51 FIRST WEST VIRGINIA BANCORP. INC. DIRECTORS Jonathan A. Bechcac Robert J. Fitzsimmons William G. Petroplus Nada E. Beneke Joseph M. Menendez Thomas L. Sable Dr. Clyde D. Campbell R. Clark Morton Brian L. Schambac6 Rosalie J. Dlesk Roberta Robinson Olejasz FIRST WEST VIRGINIA BANCORP,INC. OFFICERS R. Clark Morton Francie P. Reppy Connie R Tenney Chairman Executive ice President and Chief Financial ~cer Vice President ChiejAdministrative ~cer, Treasurer William G. Petroplus Deborah A. Kloeppner President and ChiejExecurive Officer Brad D. WillwoOd Secretary ice President ChiefOperatrng OJ)icer and Investment ~cer Nada E. Beneke Assis(ant Secretary PROGRESSIVE BANK, N.A. DIRECTORS Jonathan A. Bedway Rosalie J. Dlesk "Culane B. Mensore Thomas L. Sable Nada E. Beneke Rober[ J. Fitzsimmons R. Clazk Morton Brian L. Schambach Dr. Clyde D. Campbell Elizabeth H. Hestick Roberta Robinson Olejasz Robert R. Cicogna Joseph M. Menendez William G. Pevoplus DIRECTORS EMERITI:,ames c. ~M,~. Jr. and Laura G. Inman PROGRESSIVE BANK, N.A. OFFICERS R. Clark Morton Gary S. Martin Michele L. Stanley Chairman of the Board Senior Vice President Vice President Senior Loan Manager Operarions ~cer William G. Petroplus President and Deborah A. Klceppner Kerrie A. Weisenborn ChiejExecutive Officer Vice President Vice President Compliance and CRA O~cer Credit Administration Francie P. Reppy Secretary Executive Vice President Dsvid E. W6artoo ChiefAdministrative Officer Susan E. Reinbesu Vice President Chief Financial ~cer Vice President Inforntation Technology Branch Administrator Officer Brad D. Winwood Security Officer Data Security Officer Senior fee President Office Marsager Chief Operating Officer Woodsdale/Warwood Todd D. Cover Investment Officer Assistant Vice President Deos R Rine Business Development ConNe R Tenney Vice Presiden!

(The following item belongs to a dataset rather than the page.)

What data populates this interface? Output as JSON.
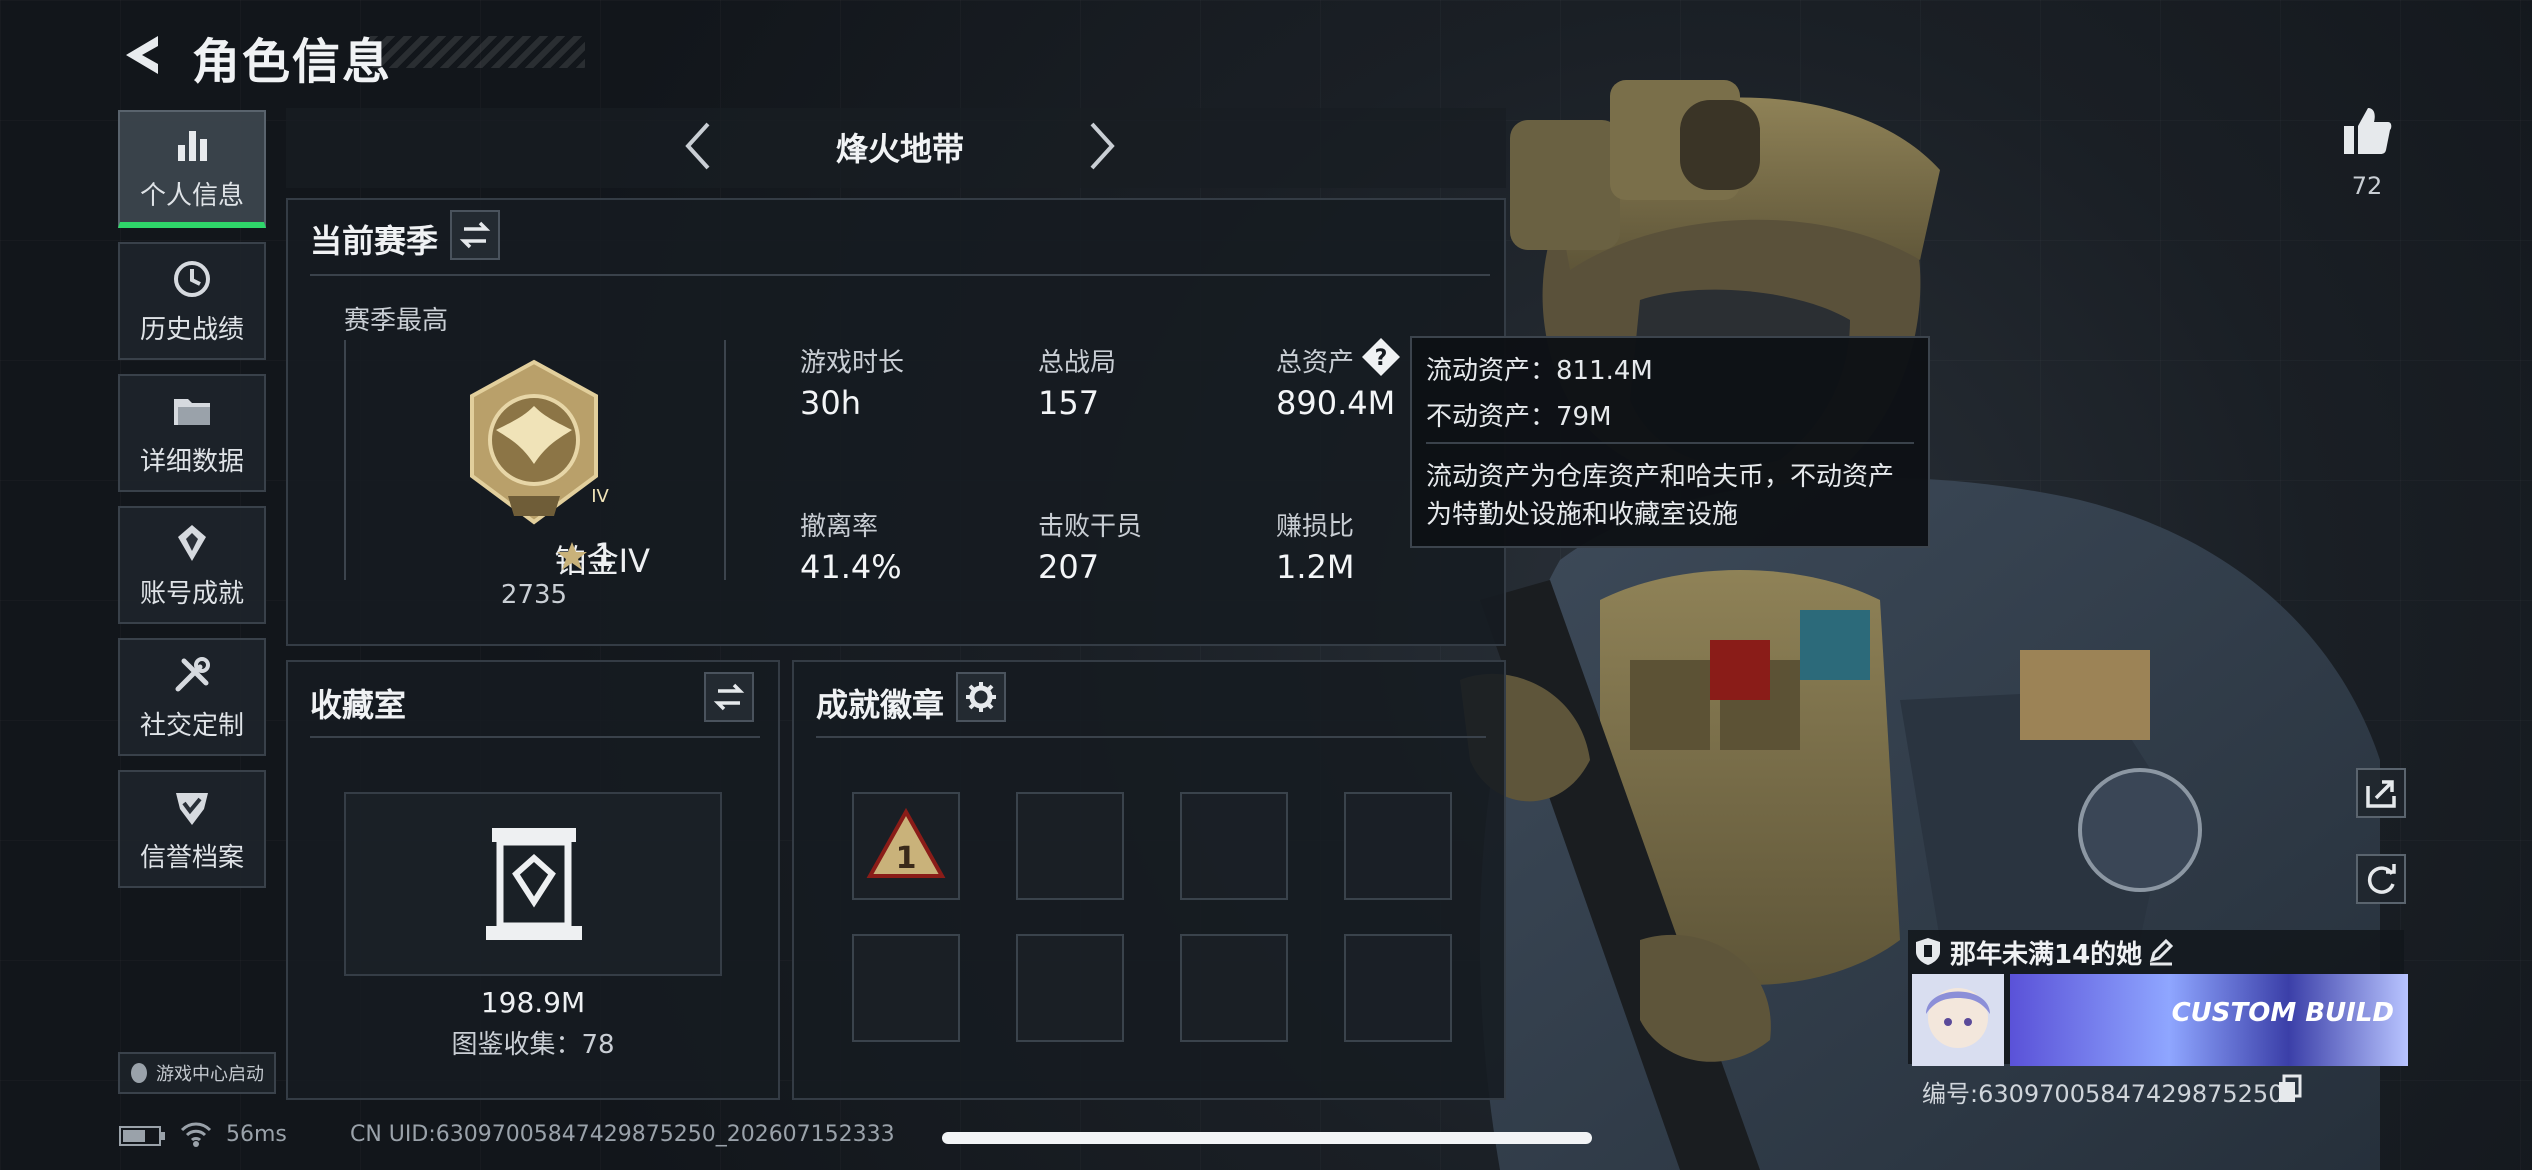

O,~JScer Senior Vice President Controller Matthew J. Drshos Rebecca A. Palmer Peggy Burley Assistant Vice President Assistant Vice President Office Manager Business Development Manager Data Processing Moundsville OjJicer Laura A. Schmidt Nancy J. Fsrley Mark D. Nicholson Assistant Vice President Dice Manager Assistant Vice President Accounting O,~cer New Martinsville Business Development Officer Susan M. Scotka Beth A. Heyman Human Resource Manager OJ~ce Mannger Debrs M. Banff Bethlehem/Wellsburg Assistant Vice President Vickie D. Poling Loan ~cer Loan Officer Karen L. Zonker Office Manager Kimberly A. Hughes Amanda M. Schnelle Bellaire Assistant Vice President Bank Secrecy, AML & OFAC Credit Analyst Officer Nada E. Beneke Assistant Secretary James J. Warman Assistant Vice President Credit Analyst STOCKHOLDER INFORMATION Curpuratc Uftice: Stock Trading Information: Stock Registrar and Transfer Agent: First West Virginia Bancorp, Inc Warwood Avenue Wheeling, WV Phone: (304) Fax: (304) Annual Meeting: The Annual Meeting of Shareholders of First West Virginia Bancorp, Inc. will be held at the Corporate Office of Progressive Bank, N.A., 590 National Road, Wheeling, West Virginia, at 4:00 p.m, on May 12, Re&eshments and hors d'oeuvres will be served following the meeting. First West Vvginia Bancorp, Inc.'s common stock is traded on the New York Stock Exchange MKT list under the symbol FWV. Upon written request any shareholder of record on December 31, 2014, may obtain a copy of the Corporation's 2014 Form 10-K Report by writing to the Secretary, First West Vvginia Bancorp, Inc., 1701 Warwood Avenue, Wheeling, WV M electronic version of Form IO-K may also be obtained by visiting in the section entitled "Investor Relations" or at the Securities and Exchange's website at Any inquiries related to stockholder records, stock transfers, changes of ownership, and changes of address should be sent to the transfer agent at the following address: Computershare, Inc. P.O. Box College Station, TX

52 ~~ ROGRESSIVE BANK Our Interest is You! ~- h ~, - }F".~. x ~ ~,_ L _,, - r te. t _ ~ ' 'xi ~c ~- ~ r 1a "'~ arwood """'~`` Bethlehem ~~,_ T ~.a 'A ~radit`io~ of success, a focus o~ the future. "..,Seu~u y tle ~lua ~/a~ery Since ~: